"An undoing of borders, prisons, police, settler states, heteropatriarchy, capitalism, colonialism and imperialism and all other forms of authority that are tangled together to produce the era we live in."
“People like me who want to abolish prisons and police, however, have a vision of a different society, built on cooperation instead of individualism, on mutual aid instead of self-preservation. What would the country look like if it had billions of extra dollars to spend on housing, food and education for all? This change in society wouldn’t happen immediately, but the protests show that many people are ready to embrace a different vision of safety and justice.”
“Abolition is not absence, it is presence. What the world will become already exists in fragments and pieces, experiments and possibilities. So those who feel in their gut deep anxiety that abolition means knock it all down, scorch the earth and start something new, let that go. Abolition is building the future from the present. In all of the ways we can.”
Intersecting movements for Black liberation, prison abolition, disability justice, digital justice, trans liberation and m o r e are rising to challenge the structures that underlie prison and envision a new path forward.
The creation of safe, caring, thriving communities heavily invest in:
We need to invest in:
We need a “justice system based on reparation and reconciliation rather than retribution and vengeance.”
The possibilities for abolition are E N D L E S S
“Moving toward real freedom will mean taking criminalization out of the equation. As long as we retain the idea of a “criminal” – along with entrenched, racialized ideas about who a criminal is and what they look like – alternatives will always involve the idea of putting people Somewhere Else.’
Here are some additional sources on the abolition of policing, prisons, and punishment. This guide includes a combination of short pieces, long-form articles, books, toolkits, organizations, and websites. There is so much more to learn and unlearn.
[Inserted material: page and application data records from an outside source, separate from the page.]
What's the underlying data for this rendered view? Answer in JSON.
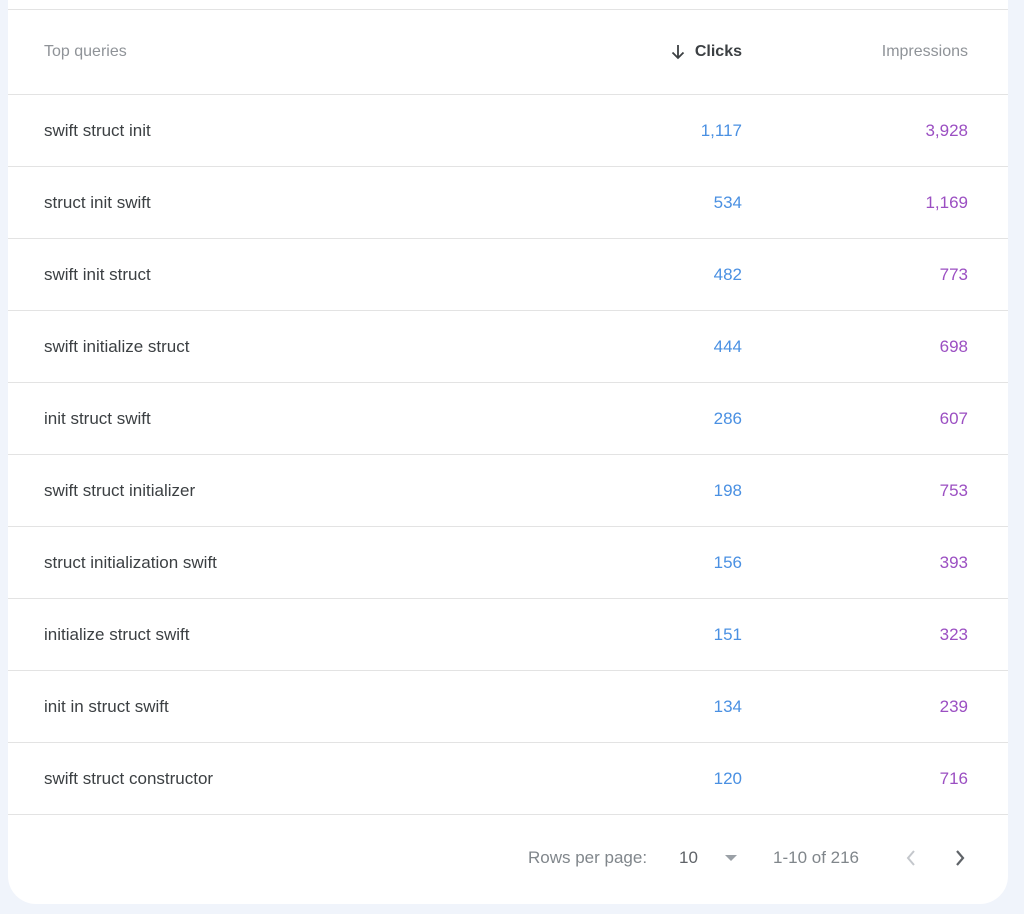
{
  "table": {
    "headers": {
      "query": "Top queries",
      "clicks": "Clicks",
      "impressions": "Impressions"
    },
    "sort": {
      "column": "clicks",
      "direction": "descending",
      "icon": "arrow-down-icon"
    },
    "rows": [
      {
        "query": "swift struct init",
        "clicks": "1,117",
        "impressions": "3,928"
      },
      {
        "query": "struct init swift",
        "clicks": "534",
        "impressions": "1,169"
      },
      {
        "query": "swift init struct",
        "clicks": "482",
        "impressions": "773"
      },
      {
        "query": "swift initialize struct",
        "clicks": "444",
        "impressions": "698"
      },
      {
        "query": "init struct swift",
        "clicks": "286",
        "impressions": "607"
      },
      {
        "query": "swift struct initializer",
        "clicks": "198",
        "impressions": "753"
      },
      {
        "query": "struct initialization swift",
        "clicks": "156",
        "impressions": "393"
      },
      {
        "query": "initialize struct swift",
        "clicks": "151",
        "impressions": "323"
      },
      {
        "query": "init in struct swift",
        "clicks": "134",
        "impressions": "239"
      },
      {
        "query": "swift struct constructor",
        "clicks": "120",
        "impressions": "716"
      }
    ]
  },
  "pagination": {
    "rows_per_page_label": "Rows per page:",
    "rows_per_page_value": "10",
    "range_text": "1-10 of 216",
    "prev_icon": "chevron-left-icon",
    "next_icon": "chevron-right-icon"
  },
  "colors": {
    "clicks": "#4a90e2",
    "impressions": "#9b4fc2",
    "background": "#f0f4fb"
  }
}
This is just the beginning.
Are Prisons Obsolete by Angela Davis
Golden Gulag: Prisons, Surplus, Crisis, and Opposition in Globalizing California by Ruth Wilson Gilmore
The New Jim Crow: Mass Incarceration in the Age of Colorblindness by Michelle Alexander
Abolition Now! Ten Years of Strategy and Struggle Against the Prison Industrial Complex by Critical Resistance Publications Collective
Prison by Any Other Name: The Harmful Consequences of Popular Reforms Book by Maya Schenwar and Victoria Law
Captivating Technology: Race, Carceral Technoscience, and Liberatory Imagination in Everyday Life Edited by Ruha Benjamin
Captive Genders: Trans Embodiment and the Prison Industrial Complex, Edited by Eric A. Stanley and Nat Smith
Race after Technology by Ruha Benjamin
Change Everything Racial Capitalism and the Case for Abolition by Ruth Wilson Gilmore Edited by Naomi Murakawa
Agenda to Build Back Black Futures by Black Youth Project 100
Assata: An Autobiography by Assata Shakur
Digitizing the Carceral State Book review by Dorothy E. Roberts
Dark Matters by Simone Browne
Resistance Behind Bars: The Struggles of Incarcerated WOmen by Victoria Law
Fumbling Towards Repair A Workbook for Community Accountability Facilitators by Mariame Kaba and Shira Hassan
The Digital Abolitionists (To find abolitionist groups in your community)
Mutual Aid 101 (Alexandria Ocasio Cortez)
Mutual Aid Resources by Prison Culture (Mariame Kaba)
We Do This 'til We Free Us: Abolitionist Organizing and Transforming Justice by Mariame Kaba
Change Everything: Racial Capitalism & the Case for Abolition by Ruth Wilson Gilmore
Abolition. Feminism. Now by Angela Davis, Gina Dent, Eric Meiners, Beth Richie
How To Abolish Prisons: Lessons from the Movement Against Imprisonment by Rachel Herzing, Justin Piché
Lessons in Liberation: An Abolitionist Educators’ Toolkit by Critical Resistance Abolitionist Educators Workgroup
Prisons Make Us Safer, and 20 Other Myths about Mass Incarceration by Victoria Law
A very special thank you to Nasma Ahmed of Digital Justice Lab, to Emily Fitzpatrick of Trinity Square Video and to Mari Zhou for your leadership, organization, inspiration, and guidance.
Many thanks to Roelle Santa Maria and Marcia Diaz for your design and artwork contributions.